New York isn’t alone in this clean energy contradiction. Illinois, for instance, will see the closure of two nuclear power plants this fall. These two plants provide power to more than 4 million homes but have such dramatic revenue shortages that they will be unable to operate. Elected officials from both parties have criticized the move, but the fact remains that the government itself is standing in the way of a more prosperous American nuclear industry. 
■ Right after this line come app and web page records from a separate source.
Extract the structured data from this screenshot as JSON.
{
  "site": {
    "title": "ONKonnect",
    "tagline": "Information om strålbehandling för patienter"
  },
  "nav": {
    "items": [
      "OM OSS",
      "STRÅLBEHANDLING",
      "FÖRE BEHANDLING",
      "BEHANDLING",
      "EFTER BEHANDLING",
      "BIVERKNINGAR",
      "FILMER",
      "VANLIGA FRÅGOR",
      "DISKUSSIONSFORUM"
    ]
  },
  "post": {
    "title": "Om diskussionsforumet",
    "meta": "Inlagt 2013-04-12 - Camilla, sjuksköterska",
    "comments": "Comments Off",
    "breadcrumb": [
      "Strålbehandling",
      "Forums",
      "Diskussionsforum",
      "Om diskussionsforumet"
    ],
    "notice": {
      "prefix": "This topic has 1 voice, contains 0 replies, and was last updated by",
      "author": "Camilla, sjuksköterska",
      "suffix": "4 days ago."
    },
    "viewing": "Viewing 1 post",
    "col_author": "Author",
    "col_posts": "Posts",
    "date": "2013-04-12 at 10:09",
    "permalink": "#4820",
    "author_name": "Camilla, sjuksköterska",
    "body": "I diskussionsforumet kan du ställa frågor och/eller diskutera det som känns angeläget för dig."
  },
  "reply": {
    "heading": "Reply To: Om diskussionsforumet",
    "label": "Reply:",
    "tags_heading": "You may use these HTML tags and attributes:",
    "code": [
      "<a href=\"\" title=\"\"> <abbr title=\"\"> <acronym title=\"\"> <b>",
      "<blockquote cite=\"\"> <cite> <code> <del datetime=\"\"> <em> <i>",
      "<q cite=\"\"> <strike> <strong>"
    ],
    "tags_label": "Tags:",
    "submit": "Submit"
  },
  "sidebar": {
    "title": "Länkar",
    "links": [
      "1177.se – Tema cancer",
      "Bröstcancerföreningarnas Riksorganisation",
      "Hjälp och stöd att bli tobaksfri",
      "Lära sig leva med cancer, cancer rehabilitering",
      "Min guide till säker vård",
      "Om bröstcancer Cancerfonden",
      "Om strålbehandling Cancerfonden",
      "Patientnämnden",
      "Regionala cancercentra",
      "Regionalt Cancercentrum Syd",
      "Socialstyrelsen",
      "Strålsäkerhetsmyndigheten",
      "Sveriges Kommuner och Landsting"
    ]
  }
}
These two examples are not only tragic for the local communities that will lose thousands of jobs and megawatts of clean energy, but they’re indicative of a policy failure that will have serious implications for the United States’ ability to fight climate change. It’s imperative that we get the government out of its own way on nuclear power. Studies show that nuclear regulations introduced in the 1970s increased the quantity of piping by 50 percent, steel by 41 percent, electrical cable by 36 percent, and concrete per megawatt by 27 percent, causing construction costs to balloon 200 percent. Moreover, the Nuclear Regulatory Commission's permitting process review is prohibitively long and expensive. It takes an average nuclear plant 80 months to get permitted, before being subject to $60 million in regulatory costs every single year. 


Part of an all-of-the-above energy approach is allowing all energy sources to compete on an even playing field. Renewable sources such as wind and solar are important, but if we’re handicapping a power source as important as nuclear, we’re doomed to fail. Currently, our energy landscape is tilted very heavily in favor of traditional fossil fuels, and very heavily against nuclear. In order to redress this travesty, both for the sake of the planet and for the Americans nuclear can provide with abundant, cheap energy, we must radically reform our regulatory process, fast-track nuclear permitting, and support early-stage innovation in next-generation technologies that are even safer than their older counterparts. Then, and only then, nuclear plants won’t be forced to shut prematurely over government-imposed cost and red tape barriers. 

It may be too late for Indian Point, but there is still time to improve the economic and regulatory environment for nuclear energy in the United States. If we’re serious about climate change, we’ll get serious about nuclear power. 

Christopher Barnard is the National Policy Director at the American Conservation Coalition (ACC).